The protest crowd was met with strong resistance at Mall of America, but BLM organizers led crowds out of the Bloomington mall and onto light-rail transit (LRT) bound for Minneapolis. The group poured out of train cars and into the Minneapolis-St. Paul Airport, forming a line across multiple lanes of open road, shutting down access to Terminal 1. Protesters temporarily shut down the highway and delayed the takeoff time of multiple flights. They then returned to the shopping center, but were barred entry at multiple department stores and parking ramps.
According to a statement from the Mall of America, 80 stores on the mall's east side were closed "for about an hour" before reopening.
"We respect the rights of free speech and peaceful assembly," reads the Mall's statement. "However, the courts have affirmed our right as private property owners to prohibit demonstrations on our property."
A total of 11 people were arrested related to Wednesday's demonstrations. Bloomington City Police arrested one person at the Mall of America for trespassing, and a second was arrested for trespassing and disorderly conduct.
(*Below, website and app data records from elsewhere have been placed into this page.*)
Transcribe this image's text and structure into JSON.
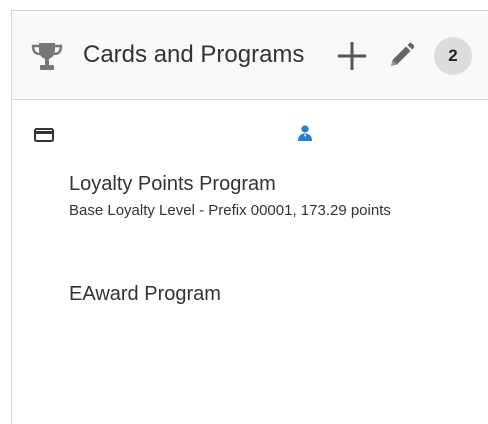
{
  "panel": {
    "title": "Cards and Programs",
    "count_badge": "2",
    "icons": {
      "header": "trophy-icon",
      "add": "plus-icon",
      "edit": "pencil-icon",
      "card": "credit-card-icon",
      "member": "person-icon"
    },
    "accent_color": "#2a7fc7"
  },
  "programs": [
    {
      "name": "Loyalty Points Program",
      "detail": "Base Loyalty Level - Prefix 00001, 173.29 points"
    },
    {
      "name": "EAward Program"
    }
  ]
}
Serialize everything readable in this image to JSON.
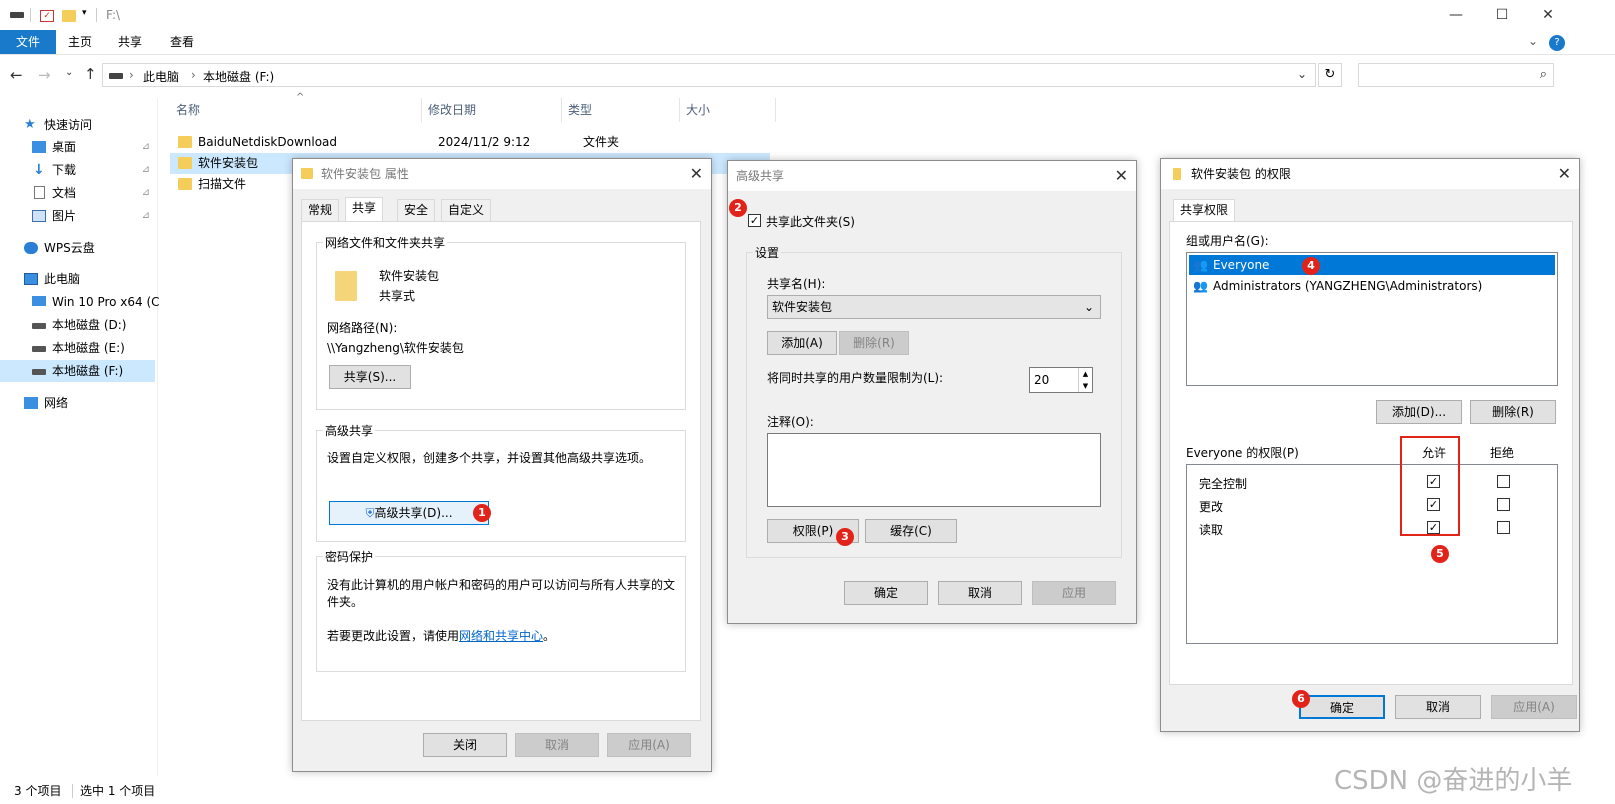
{
  "titlebar": {
    "path": "F:\\",
    "icons": [
      "drive-icon",
      "properties-icon",
      "folder-icon",
      "dropdown-icon"
    ]
  },
  "ribbon": {
    "tabs": [
      "文件",
      "主页",
      "共享",
      "查看"
    ]
  },
  "address": {
    "crumbs": [
      "此电脑",
      "本地磁盘 (F:)"
    ]
  },
  "nav": {
    "items": [
      "快速访问",
      "桌面",
      "下载",
      "文档",
      "图片",
      "WPS云盘",
      "此电脑",
      "Win 10 Pro x64 (C",
      "本地磁盘 (D:)",
      "本地磁盘 (E:)",
      "本地磁盘 (F:)",
      "网络"
    ]
  },
  "columns": {
    "name": "名称",
    "date": "修改日期",
    "type": "类型",
    "size": "大小"
  },
  "files": [
    {
      "name": "BaiduNetdiskDownload",
      "date": "2024/11/2 9:12",
      "type": "文件夹"
    },
    {
      "name": "软件安装包"
    },
    {
      "name": "扫描文件"
    }
  ],
  "status": {
    "count": "3 个项目",
    "selected": "选中 1 个项目"
  },
  "props": {
    "title": "软件安装包 属性",
    "tabs": [
      "常规",
      "共享",
      "安全",
      "自定义"
    ],
    "group1": "网络文件和文件夹共享",
    "folder_name": "软件安装包",
    "share_state": "共享式",
    "path_label": "网络路径(N):",
    "path": "\\\\Yangzheng\\软件安装包",
    "share_btn": "共享(S)...",
    "group2": "高级共享",
    "adv_desc": "设置自定义权限，创建多个共享，并设置其他高级共享选项。",
    "adv_btn": "高级共享(D)...",
    "group3": "密码保护",
    "pwd_desc": "没有此计算机的用户帐户和密码的用户可以访问与所有人共享的文件夹。",
    "pwd_change": "若要更改此设置，请使用",
    "pwd_link": "网络和共享中心",
    "pwd_end": "。",
    "btn_close": "关闭",
    "btn_cancel": "取消",
    "btn_apply": "应用(A)"
  },
  "adv": {
    "title": "高级共享",
    "share_chk": "共享此文件夹(S)",
    "settings": "设置",
    "share_name_label": "共享名(H):",
    "share_name": "软件安装包",
    "add": "添加(A)",
    "remove": "删除(R)",
    "limit_label": "将同时共享的用户数量限制为(L):",
    "limit": "20",
    "comment_label": "注释(O):",
    "perm_btn": "权限(P)",
    "cache_btn": "缓存(C)",
    "ok": "确定",
    "cancel": "取消",
    "apply": "应用"
  },
  "perm": {
    "title": "软件安装包 的权限",
    "tab": "共享权限",
    "group_label": "组或用户名(G):",
    "users": [
      "Everyone",
      "Administrators (YANGZHENG\\Administrators)"
    ],
    "add": "添加(D)...",
    "remove": "删除(R)",
    "perm_label": "Everyone 的权限(P)",
    "allow": "允许",
    "deny": "拒绝",
    "rows": [
      "完全控制",
      "更改",
      "读取"
    ],
    "ok": "确定",
    "cancel": "取消",
    "apply": "应用(A)"
  },
  "badges": [
    "1",
    "2",
    "3",
    "4",
    "5",
    "6"
  ],
  "watermark": "CSDN @奋进的小羊",
  "colors": {
    "accent": "#0078d7",
    "badge": "#e2231a",
    "selection": "#cce8ff",
    "ribbon_file": "#1979ca"
  }
}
A third protester there was detained for having an outstanding warrant in Olmsted County. Later, six people were detained by Minneapolis-St. Paul Airport police for unlawful assembly and trespassing, and subsequently let go. Two others were arrested for obstruction of a lawful process with force, a gross misdemeanor, and transported to the Hennepin County jail.
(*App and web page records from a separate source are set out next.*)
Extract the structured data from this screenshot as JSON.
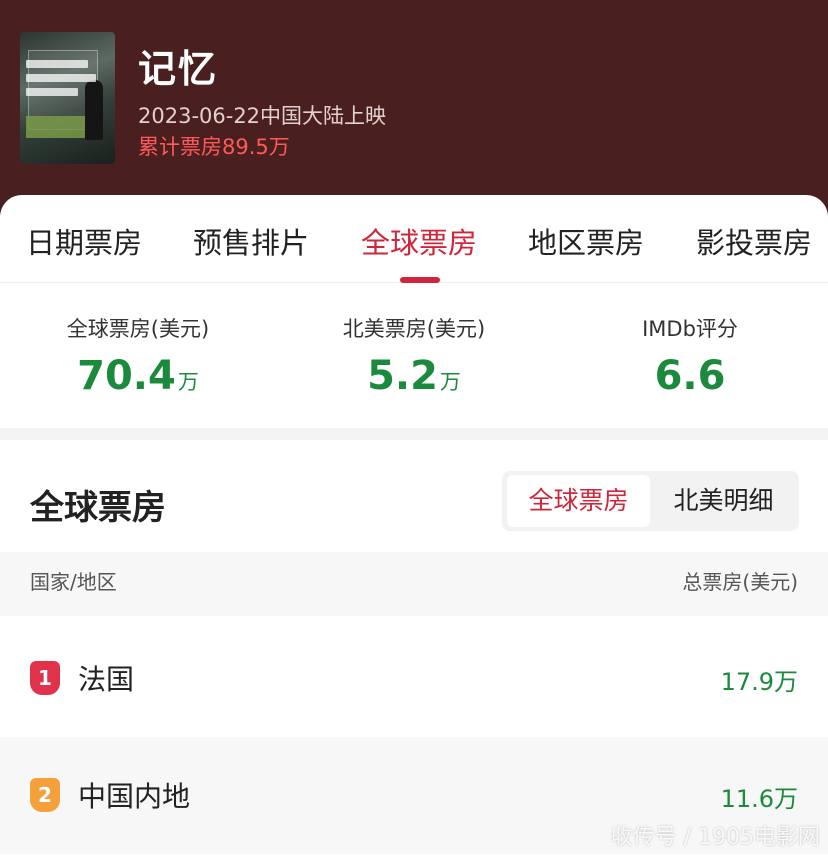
{
  "movie": {
    "title": "记忆",
    "release": "2023-06-22中国大陆上映",
    "cumulative": "累计票房89.5万"
  },
  "tabs": [
    {
      "label": "日期票房"
    },
    {
      "label": "预售排片"
    },
    {
      "label": "全球票房"
    },
    {
      "label": "地区票房"
    },
    {
      "label": "影投票房"
    }
  ],
  "active_tab": "全球票房",
  "stats": [
    {
      "label": "全球票房(美元)",
      "value": "70.4",
      "unit": "万"
    },
    {
      "label": "北美票房(美元)",
      "value": "5.2",
      "unit": "万"
    },
    {
      "label": "IMDb评分",
      "value": "6.6",
      "unit": ""
    }
  ],
  "section": {
    "title": "全球票房",
    "segment": {
      "active": "全球票房",
      "inactive": "北美明细"
    }
  },
  "table": {
    "col_left": "国家/地区",
    "col_right": "总票房(美元)",
    "rows": [
      {
        "rank": "1",
        "name": "法国",
        "value": "17.9万",
        "badge_color": "#e0324a"
      },
      {
        "rank": "2",
        "name": "中国内地",
        "value": "11.6万",
        "badge_color": "#f5a03a"
      }
    ]
  },
  "colors": {
    "accent": "#d0263c",
    "value_green": "#1c8a3c",
    "header_bg": "#4a1f1f"
  },
  "watermark": "收传号 / 1905电影网"
}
Alexander Clark, the 25-year-old cousin of Jamar Clark, was among those detained by police soon after the protest moved from the Mall of America toward the LRT line.
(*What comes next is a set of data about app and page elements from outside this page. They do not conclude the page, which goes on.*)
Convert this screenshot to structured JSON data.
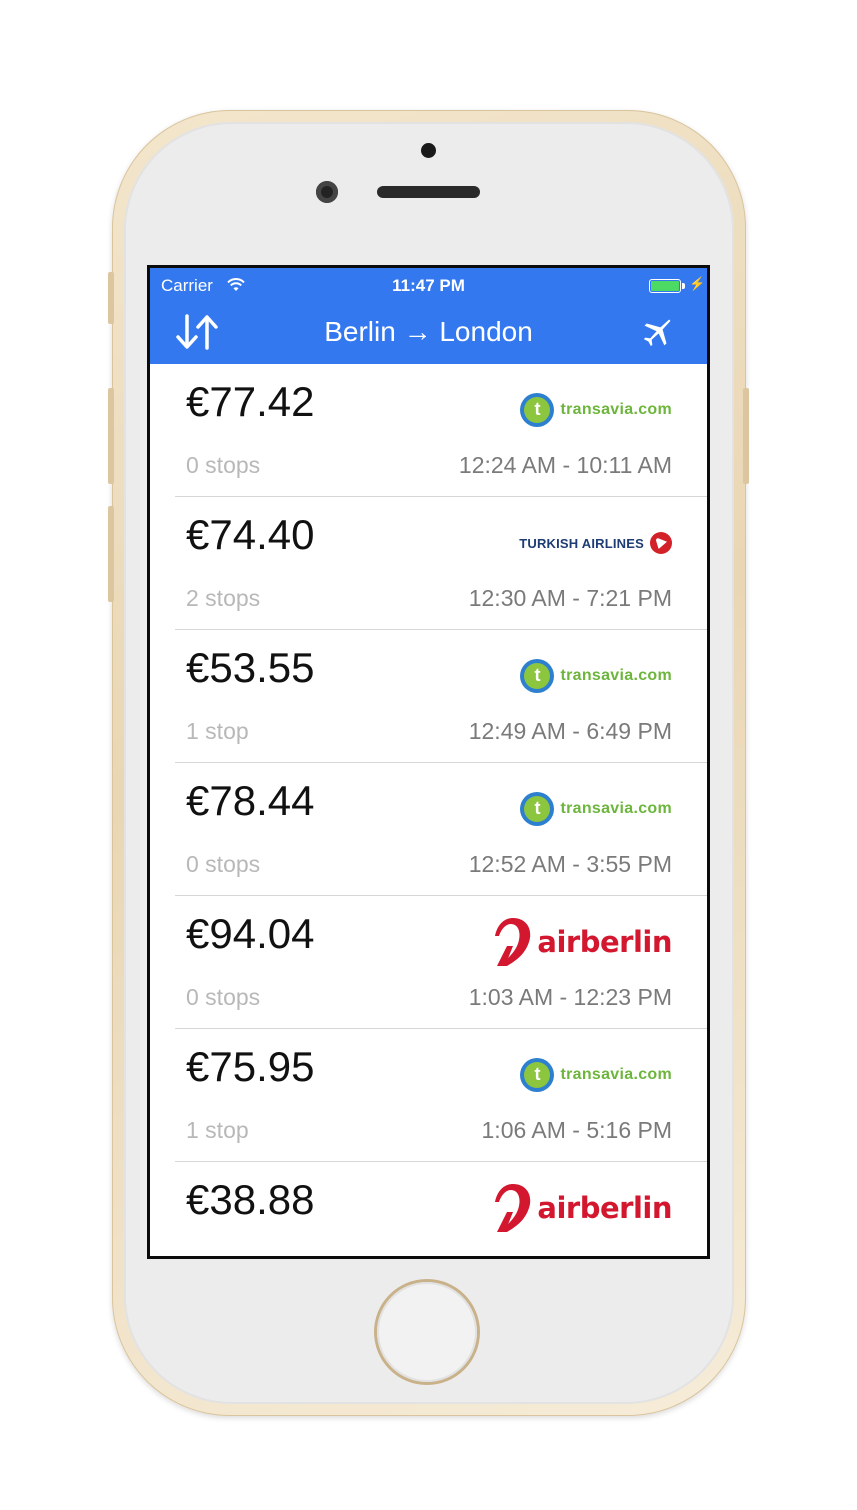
{
  "status_bar": {
    "carrier": "Carrier",
    "time": "11:47 PM",
    "battery_level": 1.0
  },
  "nav": {
    "title": "Berlin → London",
    "left_icon": "sort-arrows-icon",
    "right_icon": "airplane-icon"
  },
  "colors": {
    "accent": "#3478f0",
    "battery": "#4cd964",
    "airberlin_red": "#d2172e",
    "transavia_green": "#6db53d",
    "turkish_red": "#d3212a"
  },
  "airlines": {
    "transavia": "transavia.com",
    "turkish": "TURKISH AIRLINES",
    "airberlin": "airberlin"
  },
  "flights": [
    {
      "price": "€77.42",
      "stops": "0 stops",
      "times": "12:24 AM - 10:11 AM",
      "airline": "transavia"
    },
    {
      "price": "€74.40",
      "stops": "2 stops",
      "times": "12:30 AM - 7:21 PM",
      "airline": "turkish"
    },
    {
      "price": "€53.55",
      "stops": "1 stop",
      "times": "12:49 AM - 6:49 PM",
      "airline": "transavia"
    },
    {
      "price": "€78.44",
      "stops": "0 stops",
      "times": "12:52 AM - 3:55 PM",
      "airline": "transavia"
    },
    {
      "price": "€94.04",
      "stops": "0 stops",
      "times": "1:03 AM - 12:23 PM",
      "airline": "airberlin"
    },
    {
      "price": "€75.95",
      "stops": "1 stop",
      "times": "1:06 AM - 5:16 PM",
      "airline": "transavia"
    },
    {
      "price": "€38.88",
      "stops": "",
      "times": "",
      "airline": "airberlin"
    }
  ]
}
"It's about people, not only just black people, but white people who are becoming victims of police brutality and killed by officers," Alexander Clark said, not long before he was caught by cops. "This is something that's got to have some type of awareness to it. People have to see that this shit actually exists."